-- DESCRIPTION OF THE TASK --
Before you finish, make sure every line below has been written out exactly.

+--

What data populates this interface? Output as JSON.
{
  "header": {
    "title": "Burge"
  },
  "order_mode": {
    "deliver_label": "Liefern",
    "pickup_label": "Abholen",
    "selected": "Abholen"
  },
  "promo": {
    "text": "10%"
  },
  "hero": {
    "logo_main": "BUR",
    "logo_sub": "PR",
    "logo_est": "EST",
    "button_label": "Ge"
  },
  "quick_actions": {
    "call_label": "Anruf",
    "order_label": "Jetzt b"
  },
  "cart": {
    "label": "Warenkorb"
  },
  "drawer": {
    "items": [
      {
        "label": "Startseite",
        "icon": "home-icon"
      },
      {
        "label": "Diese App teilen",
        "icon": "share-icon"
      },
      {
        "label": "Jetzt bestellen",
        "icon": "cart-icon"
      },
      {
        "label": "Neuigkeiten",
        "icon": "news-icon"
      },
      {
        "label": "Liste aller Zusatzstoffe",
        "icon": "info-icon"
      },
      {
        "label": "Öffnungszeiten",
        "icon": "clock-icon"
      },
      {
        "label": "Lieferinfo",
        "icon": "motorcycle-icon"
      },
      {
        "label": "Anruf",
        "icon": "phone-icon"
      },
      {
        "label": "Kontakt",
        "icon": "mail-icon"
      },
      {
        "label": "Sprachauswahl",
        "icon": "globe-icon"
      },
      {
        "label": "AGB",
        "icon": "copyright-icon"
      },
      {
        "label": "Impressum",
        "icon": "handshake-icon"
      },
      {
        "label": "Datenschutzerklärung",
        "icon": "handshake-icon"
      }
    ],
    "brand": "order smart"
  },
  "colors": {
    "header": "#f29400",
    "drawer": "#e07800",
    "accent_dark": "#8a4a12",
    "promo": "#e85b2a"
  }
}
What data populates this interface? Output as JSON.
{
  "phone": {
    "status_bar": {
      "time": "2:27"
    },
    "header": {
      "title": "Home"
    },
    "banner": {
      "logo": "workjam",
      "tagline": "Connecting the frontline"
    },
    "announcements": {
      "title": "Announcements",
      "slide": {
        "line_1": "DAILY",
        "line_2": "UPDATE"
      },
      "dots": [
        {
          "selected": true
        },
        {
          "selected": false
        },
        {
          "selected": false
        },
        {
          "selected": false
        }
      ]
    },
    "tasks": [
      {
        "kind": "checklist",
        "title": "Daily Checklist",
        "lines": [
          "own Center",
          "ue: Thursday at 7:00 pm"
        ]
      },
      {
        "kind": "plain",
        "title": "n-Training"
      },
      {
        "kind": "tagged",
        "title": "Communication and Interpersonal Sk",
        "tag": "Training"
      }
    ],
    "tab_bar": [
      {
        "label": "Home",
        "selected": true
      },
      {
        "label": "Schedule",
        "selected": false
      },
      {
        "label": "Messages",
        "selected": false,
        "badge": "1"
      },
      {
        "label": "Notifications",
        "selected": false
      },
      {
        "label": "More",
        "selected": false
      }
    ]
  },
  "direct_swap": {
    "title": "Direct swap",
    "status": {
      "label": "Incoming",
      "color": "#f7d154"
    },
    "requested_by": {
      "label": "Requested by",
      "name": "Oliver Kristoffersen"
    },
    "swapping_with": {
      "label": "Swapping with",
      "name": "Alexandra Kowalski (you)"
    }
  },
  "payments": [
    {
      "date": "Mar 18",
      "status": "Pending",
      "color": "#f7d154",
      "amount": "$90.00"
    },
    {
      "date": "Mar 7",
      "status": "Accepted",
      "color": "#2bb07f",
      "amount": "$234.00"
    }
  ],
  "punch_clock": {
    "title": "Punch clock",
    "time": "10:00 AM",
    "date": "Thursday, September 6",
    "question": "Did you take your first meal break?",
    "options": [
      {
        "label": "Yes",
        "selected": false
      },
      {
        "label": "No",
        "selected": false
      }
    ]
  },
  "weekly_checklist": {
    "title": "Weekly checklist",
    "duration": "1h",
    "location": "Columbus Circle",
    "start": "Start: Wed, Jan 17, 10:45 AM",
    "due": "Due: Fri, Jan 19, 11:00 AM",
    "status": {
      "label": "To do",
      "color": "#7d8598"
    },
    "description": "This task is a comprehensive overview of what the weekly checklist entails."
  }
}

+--

-- YOUR SOLUTION --
What data populates this interface? Output as JSON.
{
  "header": {
    "title": "Burge"
  },
  "order_mode": {
    "deliver_label": "Liefern",
    "pickup_label": "Abholen",
    "selected": "Abholen"
  },
  "promo": {
    "text": "10%"
  },
  "hero": {
    "logo_main": "BUR",
    "logo_sub": "PR",
    "logo_est": "EST",
    "button_label": "Ge"
  },
  "quick_actions": {
    "call_label": "Anruf",
    "order_label": "Jetzt b"
  },
  "cart": {
    "label": "Warenkorb"
  },
  "drawer": {
    "items": [
      {
        "label": "Startseite",
        "icon": "home-icon"
      },
      {
        "label": "Diese App teilen",
        "icon": "share-icon"
      },
      {
        "label": "Jetzt bestellen",
        "icon": "cart-icon"
      },
      {
        "label": "Neuigkeiten",
        "icon": "news-icon"
      },
      {
        "label": "Liste aller Zusatzstoffe",
        "icon": "info-icon"
      },
      {
        "label": "Öffnungszeiten",
        "icon": "clock-icon"
      },
      {
        "label": "Lieferinfo",
        "icon": "motorcycle-icon"
      },
      {
        "label": "Anruf",
        "icon": "phone-icon"
      },
      {
        "label": "Kontakt",
        "icon": "mail-icon"
      },
      {
        "label": "Sprachauswahl",
        "icon": "globe-icon"
      },
      {
        "label": "AGB",
        "icon": "copyright-icon"
      },
      {
        "label": "Impressum",
        "icon": "handshake-icon"
      },
      {
        "label": "Datenschutzerklärung",
        "icon": "handshake-icon"
      }
    ],
    "brand": "order smart"
  },
  "colors": {
    "header": "#f29400",
    "drawer": "#e07800",
    "accent_dark": "#8a4a12",
    "promo": "#e85b2a"
  }
}
What data populates this interface? Output as JSON.
{
  "phone": {
    "status_bar": {
      "time": "2:27"
    },
    "header": {
      "title": "Home"
    },
    "banner": {
      "logo": "workjam",
      "tagline": "Connecting the frontline"
    },
    "announcements": {
      "title": "Announcements",
      "slide": {
        "line_1": "DAILY",
        "line_2": "UPDATE"
      },
      "dots": [
        {
          "selected": true
        },
        {
          "selected": false
        },
        {
          "selected": false
        },
        {
          "selected": false
        }
      ]
    },
    "tasks": [
      {
        "kind": "checklist",
        "title": "Daily Checklist",
        "lines": [
          "own Center",
          "ue: Thursday at 7:00 pm"
        ]
      },
      {
        "kind": "plain",
        "title": "n-Training"
      },
      {
        "kind": "tagged",
        "title": "Communication and Interpersonal Sk",
        "tag": "Training"
      }
    ],
    "tab_bar": [
      {
        "label": "Home",
        "selected": true
      },
      {
        "label": "Schedule",
        "selected": false
      },
      {
        "label": "Messages",
        "selected": false,
        "badge": "1"
      },
      {
        "label": "Notifications",
        "selected": false
      },
      {
        "label": "More",
        "selected": false
      }
    ]
  },
  "direct_swap": {
    "title": "Direct swap",
    "status": {
      "label": "Incoming",
      "color": "#f7d154"
    },
    "requested_by": {
      "label": "Requested by",
      "name": "Oliver Kristoffersen"
    },
    "swapping_with": {
      "label": "Swapping with",
      "name": "Alexandra Kowalski (you)"
    }
  },
  "payments": [
    {
      "date": "Mar 18",
      "status": "Pending",
      "color": "#f7d154",
      "amount": "$90.00"
    },
    {
      "date": "Mar 7",
      "status": "Accepted",
      "color": "#2bb07f",
      "amount": "$234.00"
    }
  ],
  "punch_clock": {
    "title": "Punch clock",
    "time": "10:00 AM",
    "date": "Thursday, September 6",
    "question": "Did you take your first meal break?",
    "options": [
      {
        "label": "Yes",
        "selected": false
      },
      {
        "label": "No",
        "selected": false
      }
    ]
  },
  "weekly_checklist": {
    "title": "Weekly checklist",
    "duration": "1h",
    "location": "Columbus Circle",
    "start": "Start: Wed, Jan 17, 10:45 AM",
    "due": "Due: Fri, Jan 19, 11:00 AM",
    "status": {
      "label": "To do",
      "color": "#7d8598"
    },
    "description": "This task is a comprehensive overview of what the weekly checklist entails."
  }
}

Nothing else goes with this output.